Shepherd has known Moore since his time at WKU in the early 2000s and said it’s been rewarding to see him grow into the recognized artist he is today.
“I’ve been watching Adam create things for nearly 20 years now, and while it’s always been clear that he’s talented, a lot of talented people don’t get the recognition or success that they deserve,” Shepherd said. “I’m glad he’s been able to succeed with his design and that I’ve gotten to be a part of it.”
Even with the popularity of his designs in Bowling Green, Moore’s design success expands beyond the confines of the city he calls home.
Moore has created Grammy nominated album art,and has done design work for companies big and small across the United States, as well as an Instagram account (@haroldapples) with more than 30,000 followers. Though he’s accomplished a lot in Louisville, on the Hill, in several areas around the country and created an online presence, he hasn’t forgotten the Bluegrass state he came from.
However, he feels that his career is still just beginning.

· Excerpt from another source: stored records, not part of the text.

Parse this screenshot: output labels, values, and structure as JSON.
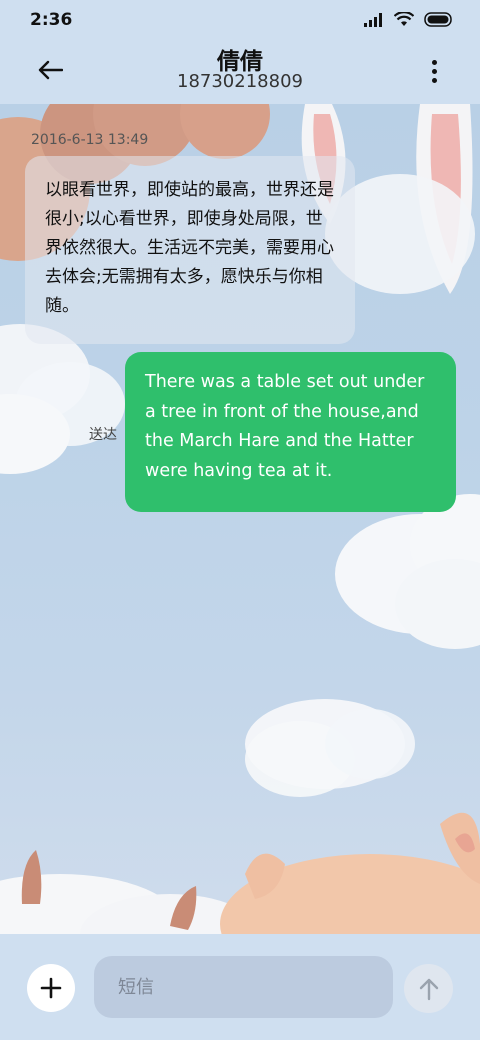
{
  "status_bar": {
    "time": "2:36"
  },
  "header": {
    "title": "倩倩",
    "phone": "18730218809"
  },
  "messages": {
    "timestamp": "2016-6-13 13:49",
    "incoming": "以眼看世界，即使站的最高，世界还是很小;以心看世界，即使身处局限，世界依然很大。生活远不完美，需要用心去体会;无需拥有太多，愿快乐与你相随。",
    "outgoing": "There was a table set out under a tree in front of the house,and the March Hare and the Hatter were having tea at it.",
    "delivered_label": "送达"
  },
  "composer": {
    "placeholder": "短信"
  },
  "colors": {
    "outgoing_bubble": "#2fbf6c",
    "background": "#cfdff0"
  },
  "icons": [
    "signal-icon",
    "wifi-icon",
    "battery-icon",
    "back-arrow-icon",
    "more-vert-icon",
    "plus-icon",
    "send-arrow-icon"
  ]
}
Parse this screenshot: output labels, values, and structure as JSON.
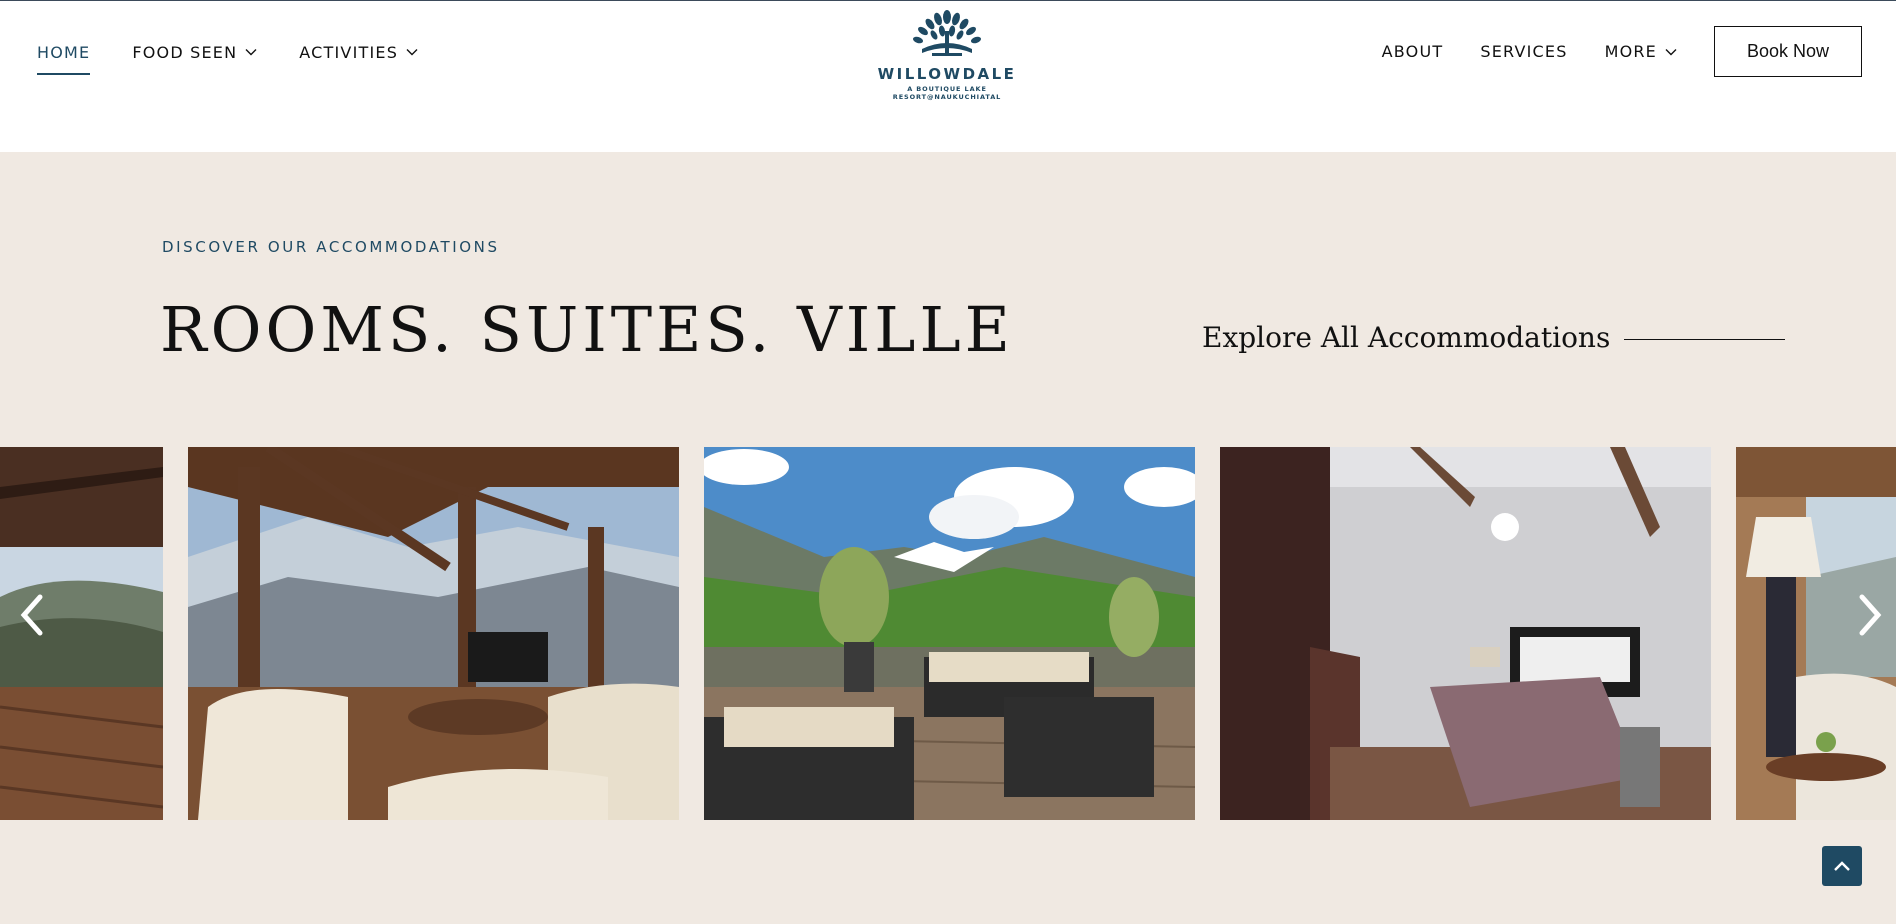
{
  "header": {
    "nav_left": [
      {
        "label": "HOME",
        "active": true,
        "dropdown": false
      },
      {
        "label": "FOOD SEEN",
        "active": false,
        "dropdown": true
      },
      {
        "label": "ACTIVITIES",
        "active": false,
        "dropdown": true
      }
    ],
    "nav_right": [
      {
        "label": "ABOUT",
        "dropdown": false
      },
      {
        "label": "SERVICES",
        "dropdown": false
      },
      {
        "label": "MORE",
        "dropdown": true
      }
    ],
    "book_button": "Book Now",
    "logo": {
      "name": "WILLOWDALE",
      "tagline": "A BOUTIQUE LAKE RESORT@NAUKUCHIATAL",
      "icon": "willow-tree-icon"
    }
  },
  "section": {
    "eyebrow": "DISCOVER OUR ACCOMMODATIONS",
    "title": "ROOMS. SUITES. VILLE",
    "explore_link": "Explore All Accommodations"
  },
  "carousel": {
    "slides": [
      {
        "name": "balcony-mountain-view-photo"
      },
      {
        "name": "chalet-living-room-photo"
      },
      {
        "name": "mountain-terrace-lounge-photo"
      },
      {
        "name": "bedroom-photo"
      },
      {
        "name": "lamp-room-view-photo"
      }
    ],
    "prev_icon": "chevron-left-icon",
    "next_icon": "chevron-right-icon"
  },
  "scroll_top": {
    "icon": "chevron-up-icon"
  },
  "colors": {
    "accent": "#1f4a63",
    "section_bg": "#f0e9e2",
    "header_bg": "#ffffff"
  }
}
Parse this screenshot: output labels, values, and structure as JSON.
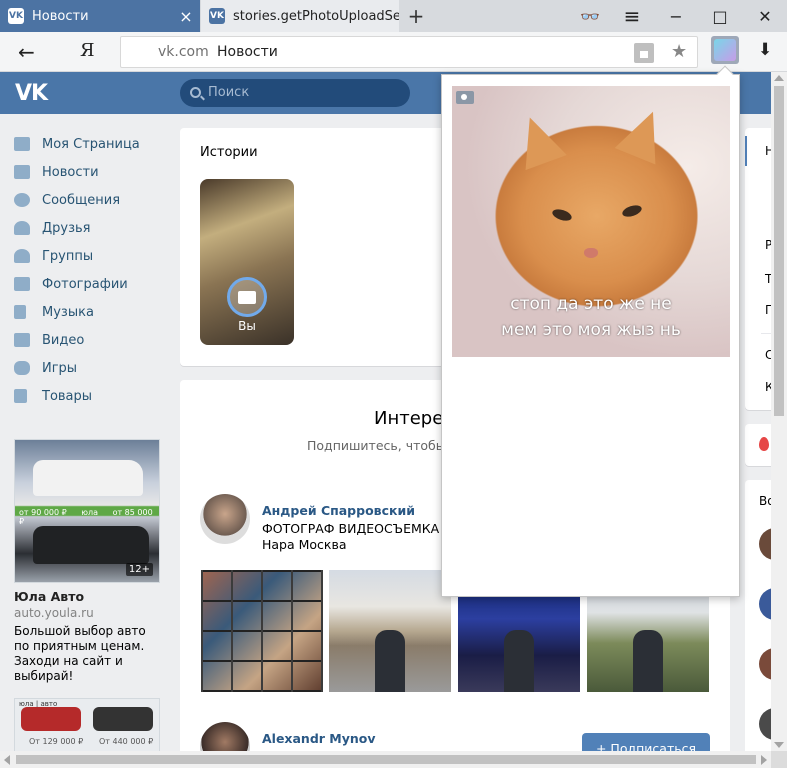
{
  "browser": {
    "tabs": [
      {
        "label": "Новости",
        "favicon": "VK"
      },
      {
        "label": "stories.getPhotoUploadServer",
        "favicon": "VK"
      }
    ],
    "new_tab": "+",
    "toolbar": {
      "ya": "Я",
      "back": "←",
      "star": "★",
      "download": "⬇"
    },
    "window": {
      "mask": "👓",
      "menu": "≡",
      "minimize": "−",
      "maximize": "□",
      "close": "✕"
    },
    "address": {
      "domain": "vk.com",
      "title": "Новости"
    }
  },
  "vk": {
    "logo": "VK",
    "search_placeholder": "Поиск",
    "menu": [
      {
        "label": "Моя Страница",
        "icon": "home-icon"
      },
      {
        "label": "Новости",
        "icon": "news-icon"
      },
      {
        "label": "Сообщения",
        "icon": "messages-icon"
      },
      {
        "label": "Друзья",
        "icon": "friends-icon"
      },
      {
        "label": "Группы",
        "icon": "groups-icon"
      },
      {
        "label": "Фотографии",
        "icon": "camera-icon"
      },
      {
        "label": "Музыка",
        "icon": "music-icon"
      },
      {
        "label": "Видео",
        "icon": "video-icon"
      },
      {
        "label": "Игры",
        "icon": "gamepad-icon"
      },
      {
        "label": "Товары",
        "icon": "bag-icon"
      }
    ],
    "ad": {
      "badge": "12+",
      "title": "Юла Авто",
      "domain": "auto.youla.ru",
      "description": "Большой выбор авто по приятным ценам. Заходи на сайт и выбирай!",
      "price_left": "от 90 000 ₽",
      "brand": "юла",
      "price_right": "от 85 000 ₽"
    },
    "ad2": {
      "price_left": "От 129 000 ₽",
      "price_right": "От 440 000 ₽",
      "brand": "юла | авто"
    },
    "stories": {
      "title": "Истории",
      "own_label": "Вы"
    },
    "recommendations": {
      "title": "Интерес",
      "subtitle": "Подпишитесь, чтобы н",
      "people": [
        {
          "name": "Андрей Спарровский",
          "line1": "ФОТОГРАФ ВИДЕОСЪЕМКА С",
          "line2": "Нара Москва"
        },
        {
          "name": "Alexandr Mynov"
        }
      ],
      "subscribe": "+ Подписаться"
    },
    "right_column": {
      "letters": [
        "Н",
        "Р",
        "Т",
        "П",
        "С",
        "К"
      ],
      "header": "Во"
    }
  },
  "popup": {
    "meme_line1": "стоп да это же не",
    "meme_line2": "мем это моя жыз нь"
  }
}
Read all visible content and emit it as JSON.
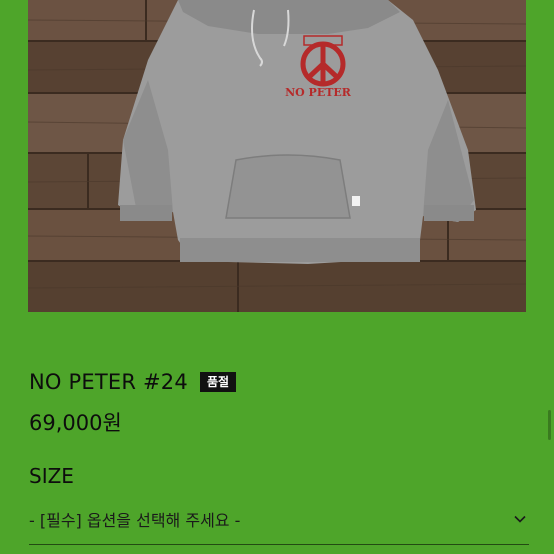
{
  "product": {
    "image_alt": "NO PETER hoodie",
    "print_text": "NO PETER",
    "title": "NO PETER #24",
    "badge": "품절",
    "price": "69,000원"
  },
  "options": {
    "label": "SIZE",
    "placeholder": "- [필수] 옵션을 선택해 주세요 -"
  },
  "icons": {
    "select_chevron": "chevron-down-icon",
    "peace_sign": "peace-logo-icon"
  },
  "colors": {
    "background": "#4ea52a",
    "badge_bg": "#111111",
    "print_red": "#b52a2a"
  }
}
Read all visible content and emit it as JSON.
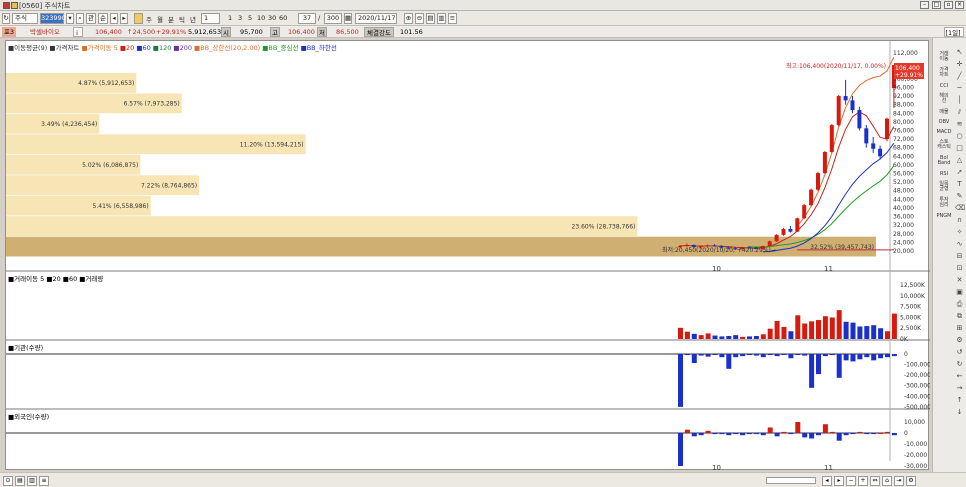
{
  "window": {
    "title": "[0560] 주식차트",
    "menu_label": "[1일]"
  },
  "toolbar": {
    "market": "주식",
    "code": "323990",
    "code_btns": [
      "관",
      "순"
    ],
    "periods": [
      "주",
      "월",
      "분",
      "틱",
      "년"
    ],
    "minute_value": "1",
    "minute_options": [
      "1",
      "3",
      "5",
      "10",
      "30",
      "60"
    ],
    "count_value": "37",
    "total_value": "300",
    "date_value": "2020/11/17"
  },
  "pricebar": {
    "tag": "포3",
    "stock_name": "박셀바이오",
    "price": "106,400",
    "change": "↑24,500",
    "change_pct": "+29.91%",
    "volume": "5,912,653",
    "open_label": "시",
    "open": "95,700",
    "high_label": "고",
    "high": "106,400",
    "low_label": "저",
    "low": "86,500",
    "strength_label": "체결강도",
    "strength": "101.56"
  },
  "colors": {
    "up": "#d81a0e",
    "down": "#1b2fcb",
    "ma5": "#d9702a",
    "ma20": "#1f9d1f",
    "ma60": "#1b7a3a",
    "ma120": "#6a2ea8",
    "band_upper": "#e36b2c",
    "band_lower": "#c5283b",
    "profile": "#f7e5b5",
    "profile_dark": "#c8a15a"
  },
  "price_panel": {
    "legend": [
      "■이동평균(9)",
      "■가격차트",
      "■가격이동 5",
      "■20",
      "■60",
      "■120",
      "■200",
      "■BB_상한선(20,2.00)",
      "■BB_중심선",
      "■BB_하한선"
    ],
    "y_ticks": [
      "112,000",
      "104,000",
      "100,000",
      "96,000",
      "92,000",
      "88,000",
      "84,000",
      "80,000",
      "76,000",
      "72,000",
      "68,000",
      "64,000",
      "60,000",
      "56,000",
      "52,000",
      "48,000",
      "44,000",
      "40,000",
      "36,000",
      "32,000",
      "28,000",
      "24,000",
      "20,000"
    ],
    "high_note": "최고:106,400(2020/11/17, 0.00%)",
    "low_note": "최저:20,450(2020/10/20, +420.29%)→",
    "price_tag_1": "106,400",
    "price_tag_2": "+29.91%",
    "x_labels": [
      "10",
      "11"
    ],
    "profile": [
      {
        "label": "4.87% (5,912,653)",
        "pct": 4.87
      },
      {
        "label": "6.57% (7,973,285)",
        "pct": 6.57
      },
      {
        "label": "3.49% (4,236,454)",
        "pct": 3.49
      },
      {
        "label": "11.20% (13,594,215)",
        "pct": 11.2
      },
      {
        "label": "5.02% (6,086,875)",
        "pct": 5.02
      },
      {
        "label": "7.22% (8,764,865)",
        "pct": 7.22
      },
      {
        "label": "5.41% (6,558,986)",
        "pct": 5.41
      },
      {
        "label": "23.60% (28,738,766)",
        "pct": 23.6
      },
      {
        "label": "32.52% (39,457,743)",
        "pct": 32.52
      }
    ]
  },
  "volume_panel": {
    "legend": "■거래이동 5 ■20 ■60 ■거래량",
    "y_ticks": [
      "12,500K",
      "10,000K",
      "7,500K",
      "5,000K",
      "2,500K",
      "0K"
    ]
  },
  "inst_panel": {
    "legend": "■기관(수량)",
    "y_ticks": [
      "0",
      "-100,000",
      "-200,000",
      "-300,000",
      "-400,000",
      "-500,000"
    ]
  },
  "foreign_panel": {
    "legend": "■외국인(수량)",
    "y_ticks": [
      "10,000",
      "0",
      "-10,000",
      "-20,000",
      "-30,000"
    ],
    "x_labels": [
      "10",
      "11"
    ]
  },
  "candles": [
    [
      21800,
      22800,
      21400,
      22300
    ],
    [
      22300,
      23500,
      22000,
      22800
    ],
    [
      22800,
      23100,
      21600,
      21900
    ],
    [
      21900,
      22500,
      21100,
      22200
    ],
    [
      22200,
      23000,
      21900,
      22600
    ],
    [
      22600,
      23200,
      22100,
      22400
    ],
    [
      22400,
      22700,
      21300,
      21600
    ],
    [
      21600,
      22100,
      21000,
      21300
    ],
    [
      21300,
      21900,
      20450,
      20900
    ],
    [
      20900,
      22000,
      20700,
      21700
    ],
    [
      21700,
      22300,
      21200,
      21500
    ],
    [
      21500,
      21800,
      20800,
      21000
    ],
    [
      21000,
      22500,
      20900,
      22300
    ],
    [
      22300,
      24800,
      22100,
      24500
    ],
    [
      24500,
      27800,
      24300,
      27500
    ],
    [
      27500,
      30800,
      27100,
      30200
    ],
    [
      30200,
      31600,
      28600,
      29000
    ],
    [
      29000,
      35500,
      28800,
      35200
    ],
    [
      35200,
      41800,
      34900,
      41300
    ],
    [
      41300,
      49000,
      40800,
      48500
    ],
    [
      48500,
      56800,
      47900,
      56200
    ],
    [
      56200,
      66500,
      55800,
      66000
    ],
    [
      66000,
      79000,
      65500,
      78500
    ],
    [
      78500,
      92500,
      77800,
      92000
    ],
    [
      92000,
      99500,
      88000,
      90000
    ],
    [
      90000,
      92000,
      84000,
      85500
    ],
    [
      85500,
      87000,
      76000,
      77000
    ],
    [
      77000,
      78500,
      68000,
      70000
    ],
    [
      70000,
      73000,
      65500,
      67500
    ],
    [
      67500,
      69000,
      62500,
      64000
    ],
    [
      72000,
      82000,
      71000,
      81500
    ],
    [
      95700,
      106400,
      86500,
      106400
    ]
  ],
  "volume": [
    2.6,
    1.7,
    1.2,
    0.9,
    1.3,
    0.8,
    0.6,
    0.7,
    0.9,
    0.5,
    0.6,
    0.7,
    1.1,
    2.4,
    4.2,
    2.8,
    1.8,
    5.5,
    3.6,
    4.1,
    4.4,
    5.3,
    5.0,
    6.7,
    4.0,
    3.8,
    2.9,
    3.0,
    3.2,
    2.5,
    1.8,
    5.9
  ],
  "inst": [
    -500,
    -10,
    -85,
    -15,
    -25,
    -8,
    -30,
    -140,
    -30,
    -20,
    -10,
    -15,
    -30,
    -10,
    -20,
    -5,
    -40,
    -10,
    -15,
    -320,
    -190,
    -20,
    -10,
    -225,
    -60,
    -70,
    -50,
    -30,
    -60,
    -40,
    -30,
    -20
  ],
  "foreign": [
    -30,
    3,
    -3,
    -2,
    2,
    -1,
    -1,
    -2,
    -1,
    -2,
    -1,
    -1,
    -2,
    5,
    -3,
    1,
    -1,
    10,
    -4,
    -5,
    -2,
    8,
    1,
    -7,
    -2,
    -1,
    1,
    -1,
    -1,
    0,
    1,
    -2
  ]
}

“I feel like I’ve got a long way to go,” Moore said. “Fifteen years ago, when I was at WKU, looking at myself now I’d consider myself a success. Right now, I think I’m successful but not a success — yet.”